  • #23179


    A Kentucky recycler of Lexmark
    International’s inkjet cartridges has come up with a novel way to reduce
    waste: Convert the ink and the cartridges themselves into ink pens.
    the past 18 months, Close the Loop, which operates in Hebron, in
    Northern Kentucky, has worked with Lexmark to develop the writing tool
    with the goal of taking it to market by mid-2010.

    Close the Loop,
    which also operates in Australia, is hired by printer companies to
    recycle inkjet and toner cartridges and other materials. The company
    sorts the used cartridges and separates them into component parts like
    plastics, metals, foams and ink for recycling. But ink had posed a
    problem.”We had been storing the ink thinking there had to be ways we
    could make this ink usable,” said Jim Tocash, vice president and general
    manager of North America for Close the Loop.One day, the company’s
    leader asked whether it could be used in a pen. Printer cartridges are
    an amalgamation of colors, so the initial thought was no, but they
    tested it.

    It worked, so the company set out to determine how to
    use not just the ink but also the plastics and metals from the
    cartridges as the body of the pens.After months of work, the pen was
    made of 84 percent recycled content, said John Gagel, manager of
    sustainable practices, environmental, health and safety for Lexmark.
    “We’re working toward getting it to 100 percent,” he said.Close the Loop
    is looking for a retail partner for the pen. The design might change as
    the company is looking for a partner to modify it — “You can turn it
    into any shape you have a mold for,” Tocash said — so retailers will get
    a product they think can sell.The company has discussed prices for the
    pens but declined to disclose them.”It’s not going to be a little 5-cent
    pen,” Tocash said. “It would be more toward a roller ball-type pen
    price.”Gagel added: “I think we’ve got a good shot of being widely
    accepted from those looking for what you can purchase around
    sustainability.”And while the pens and their revenue are Close the
    Loop’s, “we get the story” and the proof of the company’s dedication to
    the environment, Lexmark’s Gagel said.

    Recently, Lexmark held a
    recycling forum for its partners with a goal of bringing them together
    with product development engineers to ensure that when a product reaches
    the end of its useful life, “it gives us the best opportunity to give
    them a new life,” Gagel said.”This is just an indicator of what you can
    do when you allow yourself to think outside the box and form these
    partnerships,” he said. “You get very creative.”

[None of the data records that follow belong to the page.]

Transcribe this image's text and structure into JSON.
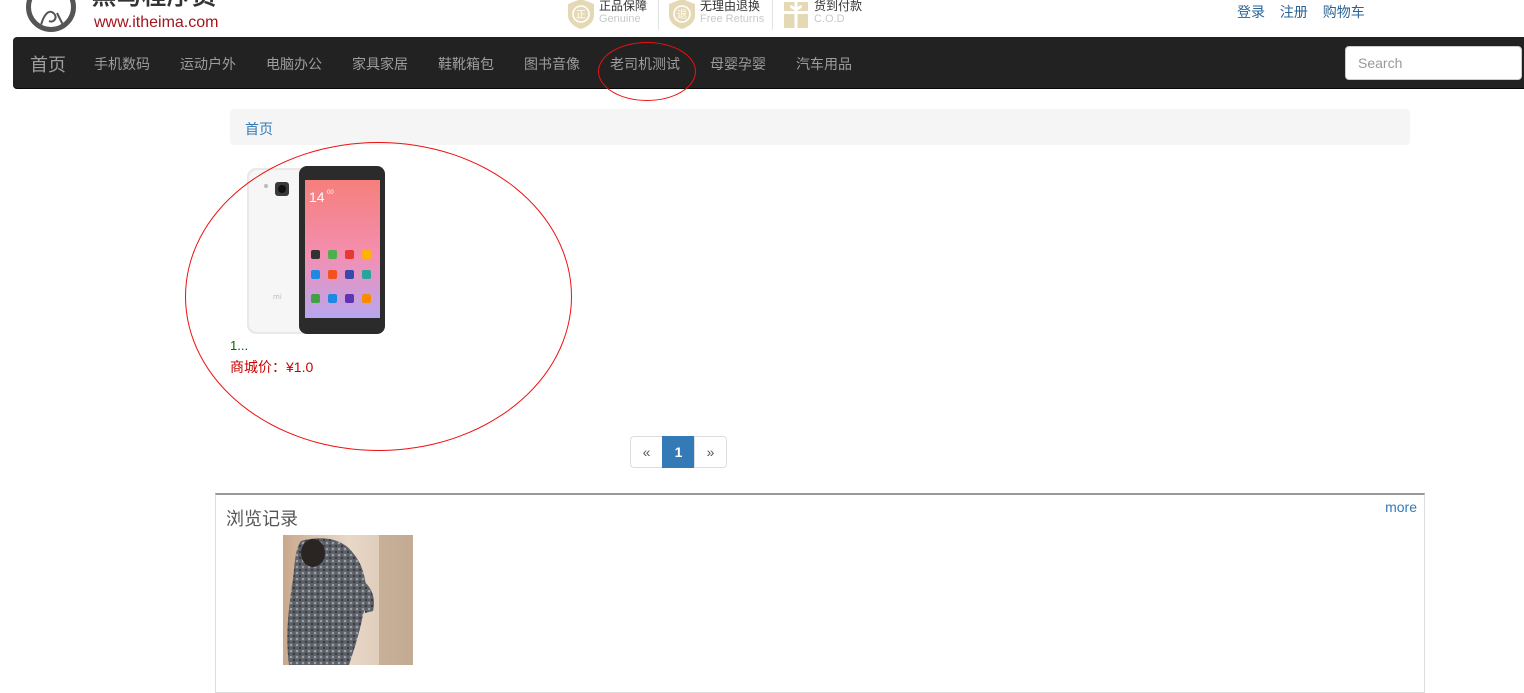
{
  "header": {
    "logo_text": "黑马程序员",
    "logo_url": "www.itheima.com",
    "promos": [
      {
        "title": "正品保障",
        "subtitle": "Genuine",
        "icon": "genuine-badge-icon"
      },
      {
        "title": "无理由退换",
        "subtitle": "Free Returns",
        "icon": "return-badge-icon"
      },
      {
        "title": "货到付款",
        "subtitle": "C.O.D",
        "icon": "gift-badge-icon"
      }
    ],
    "links": {
      "login": "登录",
      "register": "注册",
      "cart": "购物车"
    }
  },
  "navbar": {
    "brand": "首页",
    "items": [
      "手机数码",
      "运动户外",
      "电脑办公",
      "家具家居",
      "鞋靴箱包",
      "图书音像",
      "老司机测试",
      "母婴孕婴",
      "汽车用品"
    ],
    "search_placeholder": "Search"
  },
  "breadcrumb": {
    "home": "首页"
  },
  "products": [
    {
      "name": "1...",
      "price_label": "商城价：",
      "price": "¥1.0",
      "image": "white-smartphone-photo"
    }
  ],
  "pagination": {
    "prev": "«",
    "pages": [
      "1"
    ],
    "current": "1",
    "next": "»"
  },
  "history": {
    "title": "浏览记录",
    "more": "more",
    "items": [
      {
        "image": "knit-sweater-photo"
      }
    ]
  },
  "colors": {
    "navbar_bg": "#222222",
    "link": "#337ab7",
    "price": "#cc0000",
    "annotation": "#ee1111"
  }
}
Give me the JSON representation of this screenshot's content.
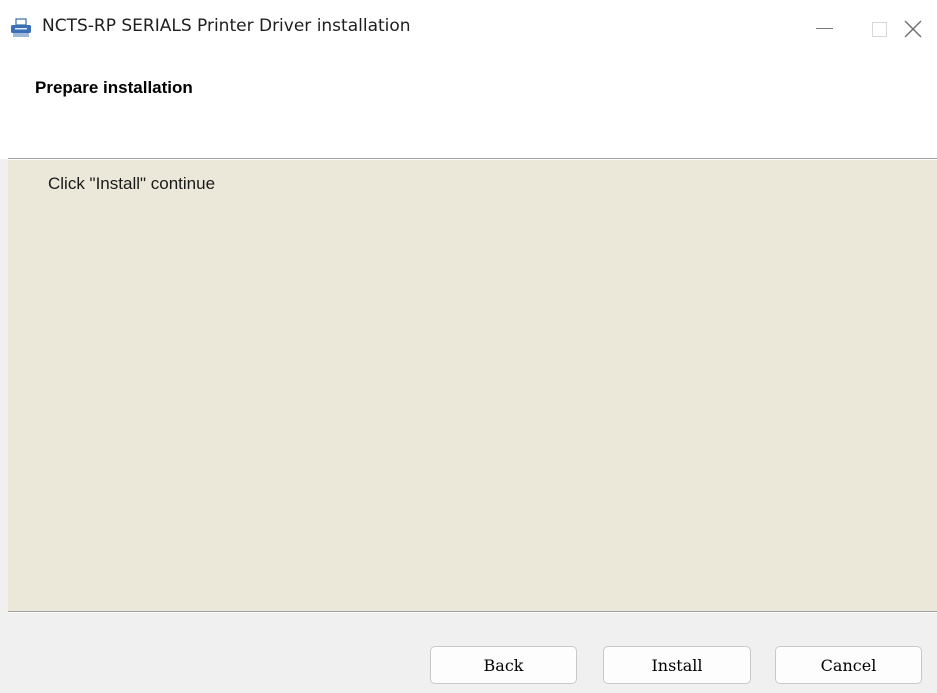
{
  "window": {
    "title": "NCTS-RP SERIALS Printer Driver installation",
    "icon": "printer-icon"
  },
  "title_controls": {
    "minimize": "minimize-icon",
    "maximize": "maximize-icon",
    "close": "close-icon"
  },
  "header": {
    "title": "Prepare installation"
  },
  "content": {
    "message": "Click \"Install\" continue"
  },
  "buttons": {
    "back": "Back",
    "install": "Install",
    "cancel": "Cancel"
  },
  "colors": {
    "content_background": "#ebe8d9",
    "window_background": "#f0f0f0"
  }
}
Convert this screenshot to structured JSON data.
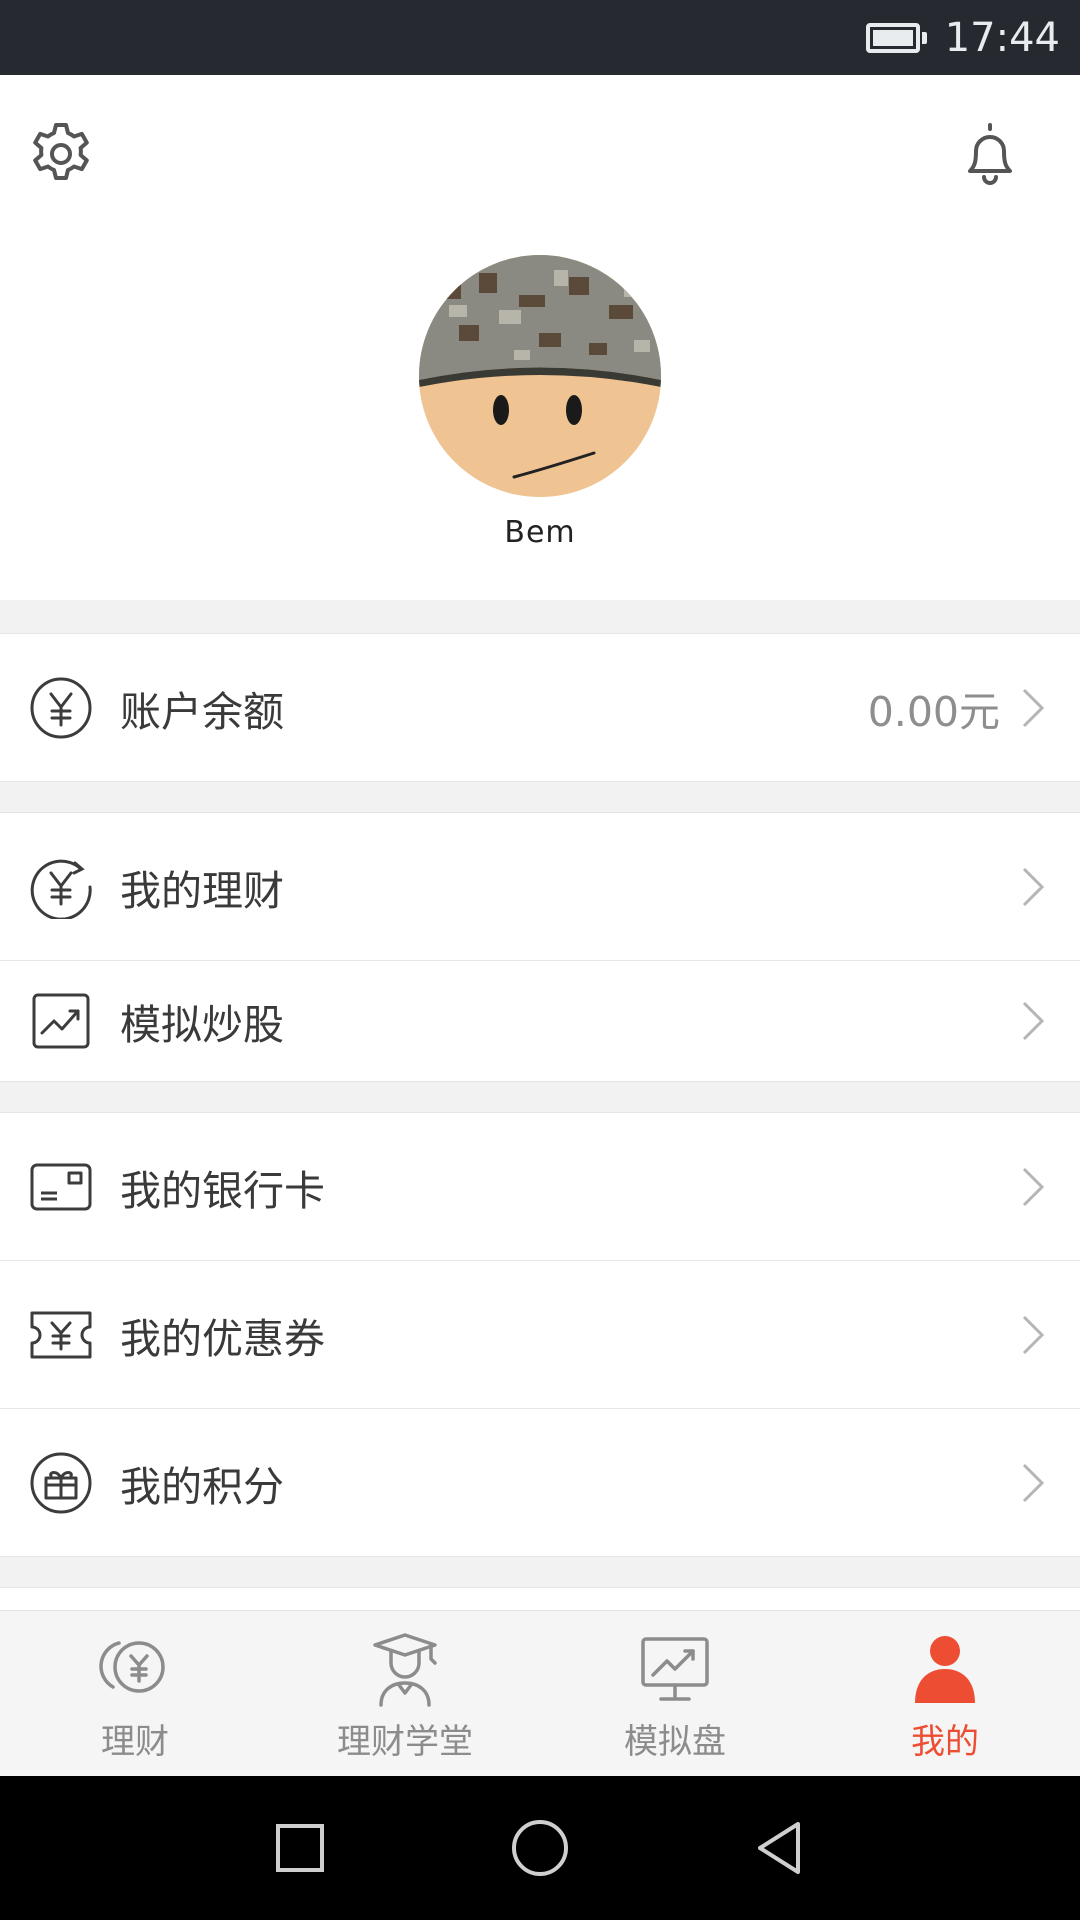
{
  "status_bar": {
    "time": "17:44",
    "battery_icon": "battery-full-icon"
  },
  "header": {
    "settings_icon": "gear-icon",
    "notifications_icon": "bell-icon",
    "username": "Bem"
  },
  "balance_row": {
    "icon": "yuan-circle-icon",
    "label": "账户余额",
    "value": "0.00元"
  },
  "menu_group_1": [
    {
      "icon": "yuan-refresh-icon",
      "label": "我的理财"
    },
    {
      "icon": "stock-chart-icon",
      "label": "模拟炒股"
    }
  ],
  "menu_group_2": [
    {
      "icon": "bank-card-icon",
      "label": "我的银行卡"
    },
    {
      "icon": "coupon-icon",
      "label": "我的优惠券"
    },
    {
      "icon": "gift-icon",
      "label": "我的积分"
    }
  ],
  "tabs": [
    {
      "icon": "finance-coins-icon",
      "label": "理财",
      "active": false
    },
    {
      "icon": "graduate-icon",
      "label": "理财学堂",
      "active": false
    },
    {
      "icon": "monitor-chart-icon",
      "label": "模拟盘",
      "active": false
    },
    {
      "icon": "person-icon",
      "label": "我的",
      "active": true
    }
  ],
  "colors": {
    "accent": "#ed4e33",
    "icon_gray": "#8c8c8c",
    "status_bar": "#262a30"
  }
}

    Lexmark partners with Stamps.com
    printer maker Lexmark International has reached a deal with Stamps.com
    to allow owners of its newest touchscreen printers to print postage
    directly from the printer.
    The Web-connected printers — the Platinum,
    Prestige and Interact — interface with Stamps.com and allows users to
    print the shipping labels and pay for postage by just pressing that
    SmartSolution offering on the printer.It’s one of many such
    SmartSolutions offered on the printers, which allow users to customize
    their printing processes to a great degree using what are similar to
    macros on computers.
    For more information, visit